* _WHAT YOU ARE ASKED TO DO_
The following data needs to be repeated exactly, with all images excluded.

* _WORKING DATA_
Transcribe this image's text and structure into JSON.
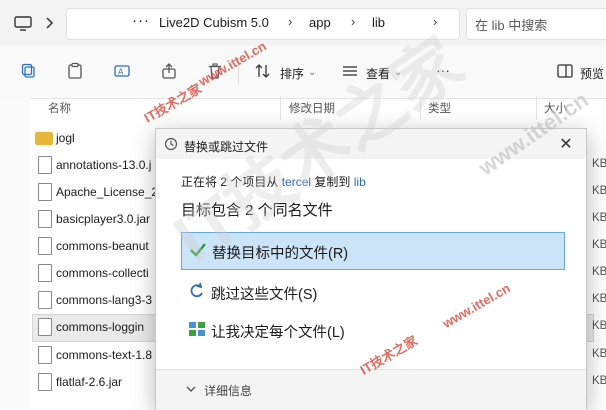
{
  "address": {
    "breadcrumbs": [
      "Live2D Cubism 5.0",
      "app",
      "lib"
    ],
    "search_placeholder": "在 lib 中搜索"
  },
  "toolbar": {
    "sort_label": "排序",
    "view_label": "查看",
    "preview_label": "预览"
  },
  "columns": {
    "name": "名称",
    "modified": "修改日期",
    "type": "类型",
    "size": "大小"
  },
  "files": [
    {
      "name": "jogl",
      "kind": "folder",
      "size": ""
    },
    {
      "name": "annotations-13.0.j",
      "kind": "file",
      "size": "KB"
    },
    {
      "name": "Apache_License_2",
      "kind": "file",
      "size": "KB"
    },
    {
      "name": "basicplayer3.0.jar",
      "kind": "file",
      "size": "KB"
    },
    {
      "name": "commons-beanut",
      "kind": "file",
      "size": "KB"
    },
    {
      "name": "commons-collecti",
      "kind": "file",
      "size": "KB"
    },
    {
      "name": "commons-lang3-3",
      "kind": "file",
      "size": "KB"
    },
    {
      "name": "commons-loggin",
      "kind": "file",
      "size": "KB"
    },
    {
      "name": "commons-text-1.8",
      "kind": "file",
      "size": "KB"
    },
    {
      "name": "flatlaf-2.6.jar",
      "kind": "file",
      "size": "KB"
    }
  ],
  "dialog": {
    "title": "替换或跳过文件",
    "close": "✕",
    "progress_prefix": "正在将 2 个项目从",
    "progress_source": "tercel",
    "progress_middle": "复制到",
    "progress_dest": "lib",
    "heading": "目标包含 2 个同名文件",
    "option_replace": "替换目标中的文件(R)",
    "option_skip": "跳过这些文件(S)",
    "option_decide": "让我决定每个文件(L)",
    "more_details": "详细信息"
  },
  "watermark": {
    "site": "www.ittel.cn",
    "brand": "IT技术之家",
    "logo": "IT技术之家"
  },
  "colors": {
    "accent": "#0067c0",
    "watermark_red": "#d83a2a",
    "option_highlight": "#cce4f7"
  }
}
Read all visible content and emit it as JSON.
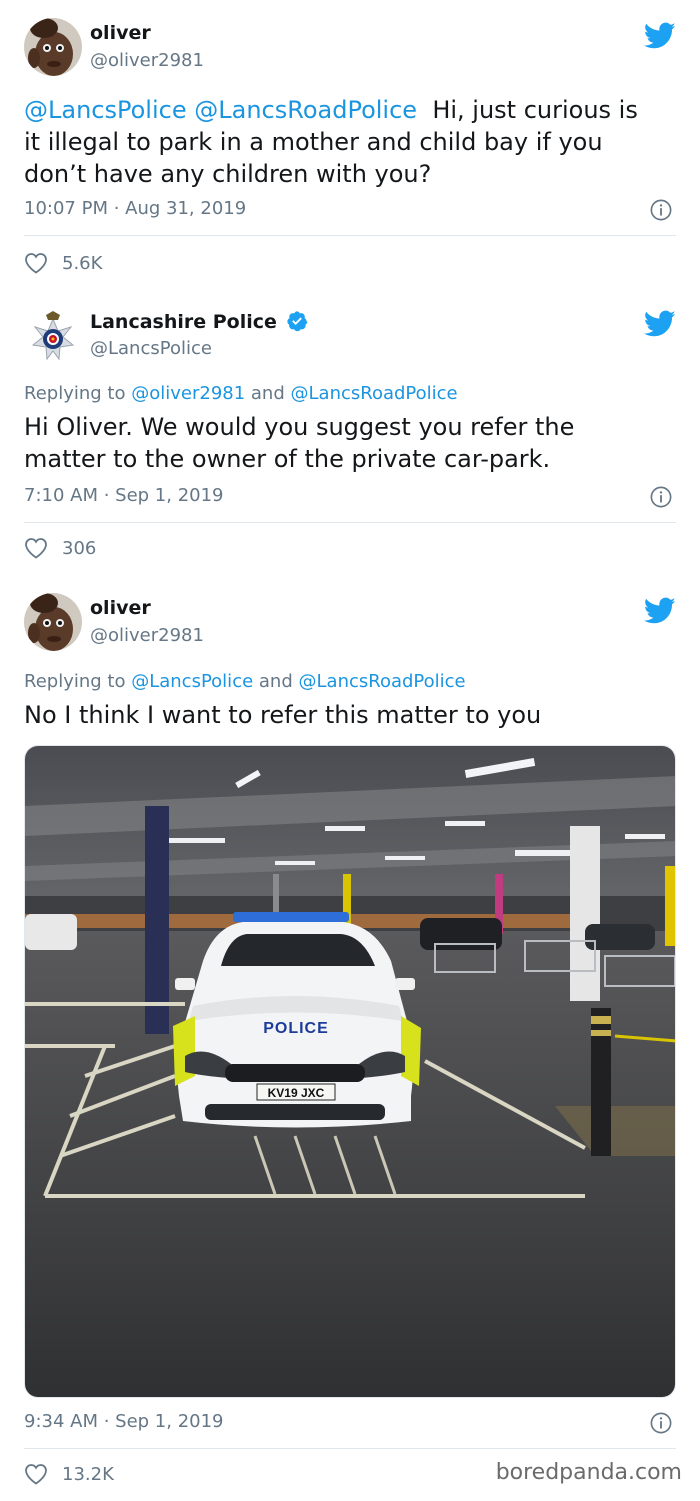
{
  "tweets": [
    {
      "name": "oliver",
      "handle": "@oliver2981",
      "mentions": [
        "@LancsPolice",
        "@LancsRoadPolice"
      ],
      "text_line1": "Hi, just curious is",
      "text_line2": "it illegal to park in a mother and child bay if you",
      "text_line3": "don’t have any children with you?",
      "timestamp": "10:07 PM · Aug 31, 2019",
      "likes": "5.6K",
      "avatar_icon": "cartoon-face-avatar"
    },
    {
      "name": "Lancashire Police",
      "handle": "@LancsPolice",
      "verified_icon": "verified-badge-icon",
      "replying_prefix": "Replying to",
      "replying_to_1": "@oliver2981",
      "replying_and": "and",
      "replying_to_2": "@LancsRoadPolice",
      "text_line1": "Hi Oliver. We would you suggest you refer the",
      "text_line2": "matter to the owner of the private car-park.",
      "timestamp": "7:10 AM · Sep 1, 2019",
      "likes": "306",
      "avatar_icon": "police-crest-avatar"
    },
    {
      "name": "oliver",
      "handle": "@oliver2981",
      "replying_prefix": "Replying to",
      "replying_to_1": "@LancsPolice",
      "replying_and": "and",
      "replying_to_2": "@LancsRoadPolice",
      "text_line1": "No I think I want to refer this matter to you",
      "timestamp": "9:34 AM · Sep 1, 2019",
      "likes": "13.2K",
      "photo": {
        "car_text": "POLICE",
        "plate": "KV19 JXC"
      },
      "avatar_icon": "cartoon-face-avatar"
    }
  ],
  "watermark": "boredpanda.com",
  "colors": {
    "link": "#1b95e0",
    "twitter_blue": "#1da1f2",
    "muted": "#657786",
    "divider": "#e1e8ed"
  }
}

* _TASK RESPONSE_
Transcribe this image's text and structure into JSON.
{
  "address": {
    "breadcrumbs": [
      "Live2D Cubism 5.0",
      "app",
      "lib"
    ],
    "search_placeholder": "在 lib 中搜索"
  },
  "toolbar": {
    "sort_label": "排序",
    "view_label": "查看",
    "preview_label": "预览"
  },
  "columns": {
    "name": "名称",
    "modified": "修改日期",
    "type": "类型",
    "size": "大小"
  },
  "files": [
    {
      "name": "jogl",
      "kind": "folder",
      "size": ""
    },
    {
      "name": "annotations-13.0.j",
      "kind": "file",
      "size": "KB"
    },
    {
      "name": "Apache_License_2",
      "kind": "file",
      "size": "KB"
    },
    {
      "name": "basicplayer3.0.jar",
      "kind": "file",
      "size": "KB"
    },
    {
      "name": "commons-beanut",
      "kind": "file",
      "size": "KB"
    },
    {
      "name": "commons-collecti",
      "kind": "file",
      "size": "KB"
    },
    {
      "name": "commons-lang3-3",
      "kind": "file",
      "size": "KB"
    },
    {
      "name": "commons-loggin",
      "kind": "file",
      "size": "KB"
    },
    {
      "name": "commons-text-1.8",
      "kind": "file",
      "size": "KB"
    },
    {
      "name": "flatlaf-2.6.jar",
      "kind": "file",
      "size": "KB"
    }
  ],
  "dialog": {
    "title": "替换或跳过文件",
    "close": "✕",
    "progress_prefix": "正在将 2 个项目从",
    "progress_source": "tercel",
    "progress_middle": "复制到",
    "progress_dest": "lib",
    "heading": "目标包含 2 个同名文件",
    "option_replace": "替换目标中的文件(R)",
    "option_skip": "跳过这些文件(S)",
    "option_decide": "让我决定每个文件(L)",
    "more_details": "详细信息"
  },
  "watermark": {
    "site": "www.ittel.cn",
    "brand": "IT技术之家",
    "logo": "IT技术之家"
  },
  "colors": {
    "accent": "#0067c0",
    "watermark_red": "#d83a2a",
    "option_highlight": "#cce4f7"
  }
}
Read all visible content and emit it as JSON.
{
  "tweets": [
    {
      "name": "oliver",
      "handle": "@oliver2981",
      "mentions": [
        "@LancsPolice",
        "@LancsRoadPolice"
      ],
      "text_line1": "Hi, just curious is",
      "text_line2": "it illegal to park in a mother and child bay if you",
      "text_line3": "don’t have any children with you?",
      "timestamp": "10:07 PM · Aug 31, 2019",
      "likes": "5.6K",
      "avatar_icon": "cartoon-face-avatar"
    },
    {
      "name": "Lancashire Police",
      "handle": "@LancsPolice",
      "verified_icon": "verified-badge-icon",
      "replying_prefix": "Replying to",
      "replying_to_1": "@oliver2981",
      "replying_and": "and",
      "replying_to_2": "@LancsRoadPolice",
      "text_line1": "Hi Oliver. We would you suggest you refer the",
      "text_line2": "matter to the owner of the private car-park.",
      "timestamp": "7:10 AM · Sep 1, 2019",
      "likes": "306",
      "avatar_icon": "police-crest-avatar"
    },
    {
      "name": "oliver",
      "handle": "@oliver2981",
      "replying_prefix": "Replying to",
      "replying_to_1": "@LancsPolice",
      "replying_and": "and",
      "replying_to_2": "@LancsRoadPolice",
      "text_line1": "No I think I want to refer this matter to you",
      "timestamp": "9:34 AM · Sep 1, 2019",
      "likes": "13.2K",
      "photo": {
        "car_text": "POLICE",
        "plate": "KV19 JXC"
      },
      "avatar_icon": "cartoon-face-avatar"
    }
  ],
  "watermark": "boredpanda.com",
  "colors": {
    "link": "#1b95e0",
    "twitter_blue": "#1da1f2",
    "muted": "#657786",
    "divider": "#e1e8ed"
  }
}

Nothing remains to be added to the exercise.